“Do more with less.” How often in our careers have we heard that phrase? Ultimately, that statement always means there is a need to reduce budget while still maintaining growth (or, at a minimum, flat year-over-year performance).
The good news is that in SEO, we are the kings and queens of “do more with less.” SEO professionals today are constantly competing against significantly larger teams — unless, of course, you are working at the online gorilla Amazon or in a top affiliate organization.
Over the past 20 years working in SEO, I have worked in pureplay, omnichannel, startups and Fortune 500, and the cookbook for doing more with less contains the same recipe. Sure, the recipe may need to be modified at an ingredient level to increase servings, but the ingredients never change. What you should find in your cookbook for your “more with less” recipe is as follows:
Myself, I like to add a bit of a kick to my recipe: I step back and think big picture. How can I adjust my ingredient amounts to maximize the effort to include value for all channels?
Demonstrating impact across all channels is critical in obtaining resources to support my objectives today, and it establishes credibility within the organization long-term. The nature of our profession requires that an SEO professional routinely take off their marketing hat and explore user experience, merchandising and broader technology issues. These areas of the business have a direct impact on the performance of all marketing channels as well as direct traffic.
While we are always looking for program improvements, clearly there are times where we must squeeze the most out of the program to achieve the goals assigned to us by the company. I like to use a divide-and-conquer approach to make sure I have dedicated attention to each core growth activity.
In the divide-and-conquer approach, I typically take on the global impact improvements and task my other team members to devise a strategy to tackle the SEO-specific activities. Depending on your team size, you may have to do all the activities, or you may be able to spread them out evenly across the team. Regardless of team size, every growth opportunity area must be worked. Don’t forget to include your key partners as well when assigning out the activities.

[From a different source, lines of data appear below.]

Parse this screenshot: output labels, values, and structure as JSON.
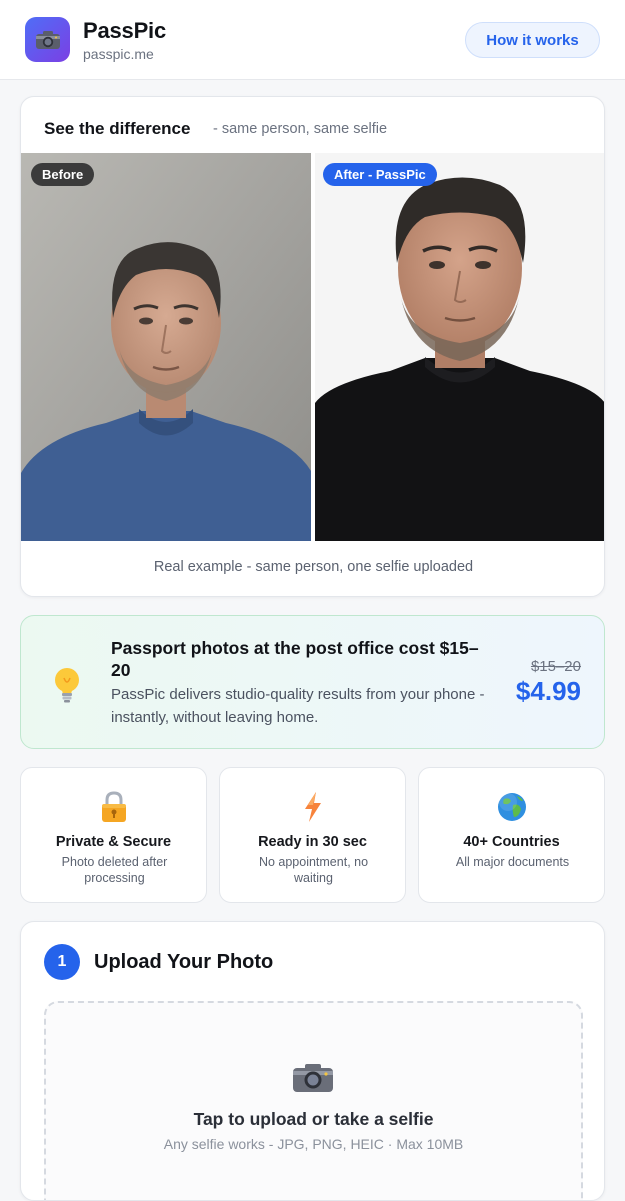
{
  "header": {
    "brand_name": "PassPic",
    "brand_domain": "passpic.me",
    "logo_icon": "camera-icon",
    "how_it_works": "How it works"
  },
  "comparison": {
    "title": "See the difference",
    "subtitle": "- same person, same selfie",
    "before_label": "Before",
    "after_label": "After - PassPic",
    "caption": "Real example - same person, one selfie uploaded"
  },
  "promo": {
    "icon": "lightbulb-icon",
    "title": "Passport photos at the post office cost $15–20",
    "body": "PassPic delivers studio-quality results from your phone - instantly, without leaving home.",
    "old_price": "$15–20",
    "new_price": "$4.99"
  },
  "features": [
    {
      "icon": "lock-icon",
      "title": "Private & Secure",
      "desc": "Photo deleted after processing"
    },
    {
      "icon": "lightning-icon",
      "title": "Ready in 30 sec",
      "desc": "No appointment, no waiting"
    },
    {
      "icon": "globe-icon",
      "title": "40+ Countries",
      "desc": "All major documents"
    }
  ],
  "upload": {
    "step_number": "1",
    "title": "Upload Your Photo",
    "icon": "camera-icon",
    "drop_title": "Tap to upload or take a selfie",
    "drop_subtitle": "Any selfie works - JPG, PNG, HEIC · Max 10MB"
  },
  "colors": {
    "accent": "#2563eb",
    "logo_gradient_start": "#4f6ef7",
    "logo_gradient_end": "#7b3fe4",
    "promo_border": "#bfe7cf"
  }
}
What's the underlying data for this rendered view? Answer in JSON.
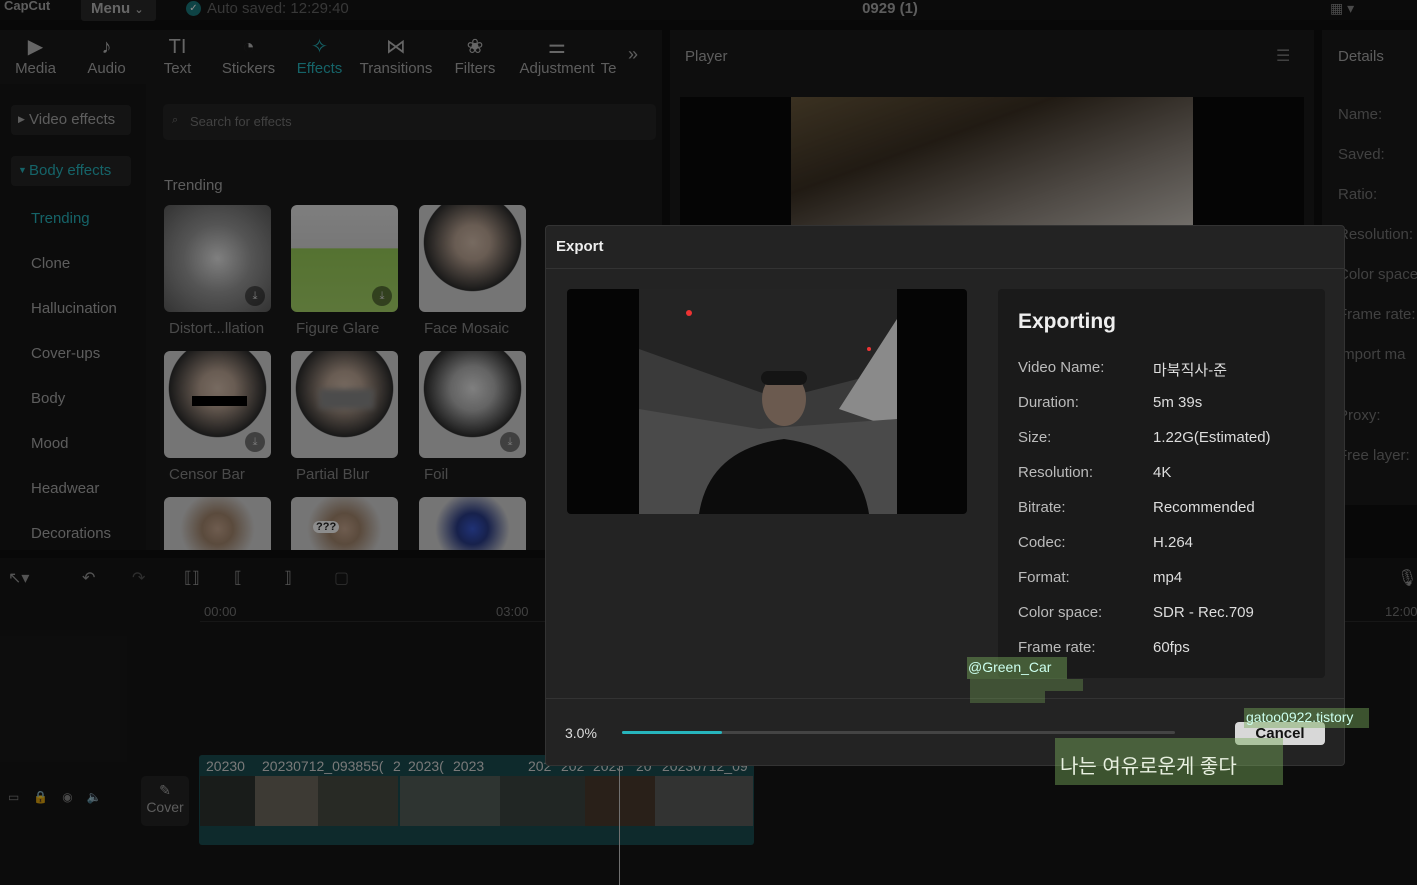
{
  "app": {
    "logo": "CapCut",
    "menu_label": "Menu",
    "menu_caret": "⌄",
    "autosave": "Auto saved: 12:29:40",
    "project_title": "0929 (1)"
  },
  "toolbar": {
    "tabs": [
      {
        "label": "Media",
        "icon": "▶"
      },
      {
        "label": "Audio",
        "icon": "♪"
      },
      {
        "label": "Text",
        "icon": "TI"
      },
      {
        "label": "Stickers",
        "icon": "◔"
      },
      {
        "label": "Effects",
        "icon": "✧"
      },
      {
        "label": "Transitions",
        "icon": "⋈"
      },
      {
        "label": "Filters",
        "icon": "❀"
      },
      {
        "label": "Adjustment",
        "icon": "⚌"
      },
      {
        "label": "Te",
        "icon": ""
      }
    ],
    "more": "»"
  },
  "effects_sidebar": {
    "video_effects": "Video effects",
    "body_effects": "Body effects",
    "items": [
      "Trending",
      "Clone",
      "Hallucination",
      "Cover-ups",
      "Body",
      "Mood",
      "Headwear",
      "Decorations"
    ]
  },
  "search": {
    "placeholder": "Search for effects"
  },
  "trending": {
    "title": "Trending",
    "cards": [
      "Distort...llation",
      "Figure Glare",
      "Face Mosaic",
      "Censor Bar",
      "Partial Blur",
      "Foil"
    ]
  },
  "player": {
    "title": "Player"
  },
  "details": {
    "title": "Details",
    "labels": [
      "Name:",
      "Saved:",
      "Ratio:",
      "Resolution:",
      "Color space:",
      "Frame rate:",
      "Import ma",
      "Proxy:",
      "Free layer:"
    ]
  },
  "timeline": {
    "ticks": [
      "00:00",
      "03:00",
      "12:00"
    ],
    "cover_label": "Cover",
    "clip_labels": [
      "20230",
      "20230712_093855(",
      "2",
      "2023(",
      "2023",
      "202",
      "202",
      "2023(",
      "20",
      "20230712_09"
    ],
    "overlay_texts": [
      "@Green_Car",
      "gatoo0922.tistory",
      "나는 여유로운게 좋다"
    ]
  },
  "export": {
    "title": "Export",
    "status": "Exporting",
    "fields": [
      {
        "label": "Video Name:",
        "value": "마북직사-준"
      },
      {
        "label": "Duration:",
        "value": "5m 39s"
      },
      {
        "label": "Size:",
        "value": "1.22G(Estimated)"
      },
      {
        "label": "Resolution:",
        "value": "4K"
      },
      {
        "label": "Bitrate:",
        "value": "Recommended"
      },
      {
        "label": "Codec:",
        "value": "H.264"
      },
      {
        "label": "Format:",
        "value": "mp4"
      },
      {
        "label": "Color space:",
        "value": "SDR - Rec.709"
      },
      {
        "label": "Frame rate:",
        "value": "60fps"
      }
    ],
    "progress_text": "3.0%",
    "progress": 0.03,
    "cancel_label": "Cancel"
  },
  "colors": {
    "accent": "#27b5bd",
    "clip_track": "#1b4e51",
    "modal_bg": "#232323"
  }
}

For my part, I am going to specifically look at areas of the website where the data indicates that an improvement in user experience, merchandising and/or performance can drive additional revenue. In this example data set, I pulled landing page data from Google Analytics. This can be entry page data from Omniture or Coremetrics as well. The key area of analysis in this data set is focusing on potential opportunities by evaluating engagement metrics and conversion rate.
Looking at this hypothetical sample data set, which represents one week of data, there are a few items I have highlighted in red and green. Both are opportunities, but the green cells represent values I would want to replicate, while the red cells represent values I am targeting to improve. The primary information we are hoping to glean from the report is as follows:

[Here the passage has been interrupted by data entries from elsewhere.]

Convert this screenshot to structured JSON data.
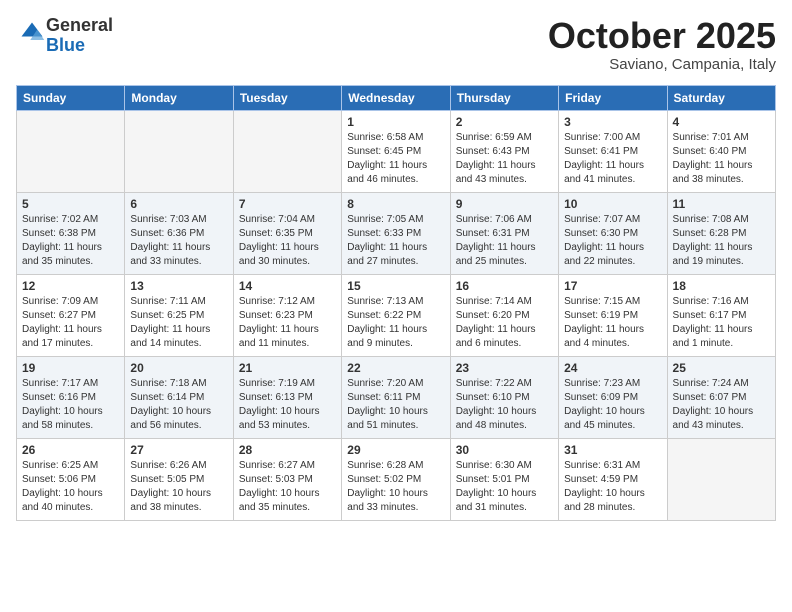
{
  "logo": {
    "general": "General",
    "blue": "Blue"
  },
  "header": {
    "month": "October 2025",
    "location": "Saviano, Campania, Italy"
  },
  "weekdays": [
    "Sunday",
    "Monday",
    "Tuesday",
    "Wednesday",
    "Thursday",
    "Friday",
    "Saturday"
  ],
  "weeks": [
    [
      {
        "num": "",
        "info": ""
      },
      {
        "num": "",
        "info": ""
      },
      {
        "num": "",
        "info": ""
      },
      {
        "num": "1",
        "info": "Sunrise: 6:58 AM\nSunset: 6:45 PM\nDaylight: 11 hours\nand 46 minutes."
      },
      {
        "num": "2",
        "info": "Sunrise: 6:59 AM\nSunset: 6:43 PM\nDaylight: 11 hours\nand 43 minutes."
      },
      {
        "num": "3",
        "info": "Sunrise: 7:00 AM\nSunset: 6:41 PM\nDaylight: 11 hours\nand 41 minutes."
      },
      {
        "num": "4",
        "info": "Sunrise: 7:01 AM\nSunset: 6:40 PM\nDaylight: 11 hours\nand 38 minutes."
      }
    ],
    [
      {
        "num": "5",
        "info": "Sunrise: 7:02 AM\nSunset: 6:38 PM\nDaylight: 11 hours\nand 35 minutes."
      },
      {
        "num": "6",
        "info": "Sunrise: 7:03 AM\nSunset: 6:36 PM\nDaylight: 11 hours\nand 33 minutes."
      },
      {
        "num": "7",
        "info": "Sunrise: 7:04 AM\nSunset: 6:35 PM\nDaylight: 11 hours\nand 30 minutes."
      },
      {
        "num": "8",
        "info": "Sunrise: 7:05 AM\nSunset: 6:33 PM\nDaylight: 11 hours\nand 27 minutes."
      },
      {
        "num": "9",
        "info": "Sunrise: 7:06 AM\nSunset: 6:31 PM\nDaylight: 11 hours\nand 25 minutes."
      },
      {
        "num": "10",
        "info": "Sunrise: 7:07 AM\nSunset: 6:30 PM\nDaylight: 11 hours\nand 22 minutes."
      },
      {
        "num": "11",
        "info": "Sunrise: 7:08 AM\nSunset: 6:28 PM\nDaylight: 11 hours\nand 19 minutes."
      }
    ],
    [
      {
        "num": "12",
        "info": "Sunrise: 7:09 AM\nSunset: 6:27 PM\nDaylight: 11 hours\nand 17 minutes."
      },
      {
        "num": "13",
        "info": "Sunrise: 7:11 AM\nSunset: 6:25 PM\nDaylight: 11 hours\nand 14 minutes."
      },
      {
        "num": "14",
        "info": "Sunrise: 7:12 AM\nSunset: 6:23 PM\nDaylight: 11 hours\nand 11 minutes."
      },
      {
        "num": "15",
        "info": "Sunrise: 7:13 AM\nSunset: 6:22 PM\nDaylight: 11 hours\nand 9 minutes."
      },
      {
        "num": "16",
        "info": "Sunrise: 7:14 AM\nSunset: 6:20 PM\nDaylight: 11 hours\nand 6 minutes."
      },
      {
        "num": "17",
        "info": "Sunrise: 7:15 AM\nSunset: 6:19 PM\nDaylight: 11 hours\nand 4 minutes."
      },
      {
        "num": "18",
        "info": "Sunrise: 7:16 AM\nSunset: 6:17 PM\nDaylight: 11 hours\nand 1 minute."
      }
    ],
    [
      {
        "num": "19",
        "info": "Sunrise: 7:17 AM\nSunset: 6:16 PM\nDaylight: 10 hours\nand 58 minutes."
      },
      {
        "num": "20",
        "info": "Sunrise: 7:18 AM\nSunset: 6:14 PM\nDaylight: 10 hours\nand 56 minutes."
      },
      {
        "num": "21",
        "info": "Sunrise: 7:19 AM\nSunset: 6:13 PM\nDaylight: 10 hours\nand 53 minutes."
      },
      {
        "num": "22",
        "info": "Sunrise: 7:20 AM\nSunset: 6:11 PM\nDaylight: 10 hours\nand 51 minutes."
      },
      {
        "num": "23",
        "info": "Sunrise: 7:22 AM\nSunset: 6:10 PM\nDaylight: 10 hours\nand 48 minutes."
      },
      {
        "num": "24",
        "info": "Sunrise: 7:23 AM\nSunset: 6:09 PM\nDaylight: 10 hours\nand 45 minutes."
      },
      {
        "num": "25",
        "info": "Sunrise: 7:24 AM\nSunset: 6:07 PM\nDaylight: 10 hours\nand 43 minutes."
      }
    ],
    [
      {
        "num": "26",
        "info": "Sunrise: 6:25 AM\nSunset: 5:06 PM\nDaylight: 10 hours\nand 40 minutes."
      },
      {
        "num": "27",
        "info": "Sunrise: 6:26 AM\nSunset: 5:05 PM\nDaylight: 10 hours\nand 38 minutes."
      },
      {
        "num": "28",
        "info": "Sunrise: 6:27 AM\nSunset: 5:03 PM\nDaylight: 10 hours\nand 35 minutes."
      },
      {
        "num": "29",
        "info": "Sunrise: 6:28 AM\nSunset: 5:02 PM\nDaylight: 10 hours\nand 33 minutes."
      },
      {
        "num": "30",
        "info": "Sunrise: 6:30 AM\nSunset: 5:01 PM\nDaylight: 10 hours\nand 31 minutes."
      },
      {
        "num": "31",
        "info": "Sunrise: 6:31 AM\nSunset: 4:59 PM\nDaylight: 10 hours\nand 28 minutes."
      },
      {
        "num": "",
        "info": ""
      }
    ]
  ]
}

Building out this model across a large number of pages provides a solid list of where more SEO revenue can be obtained where position is not the primary factor. The traffic is arriving, and certainly the quality of the traffic may differ based on position, but revenue movement is possible — and that movement has value across all traffic sources. Arguably, the improvements could result in positive movement in position, which would bring added value to the project.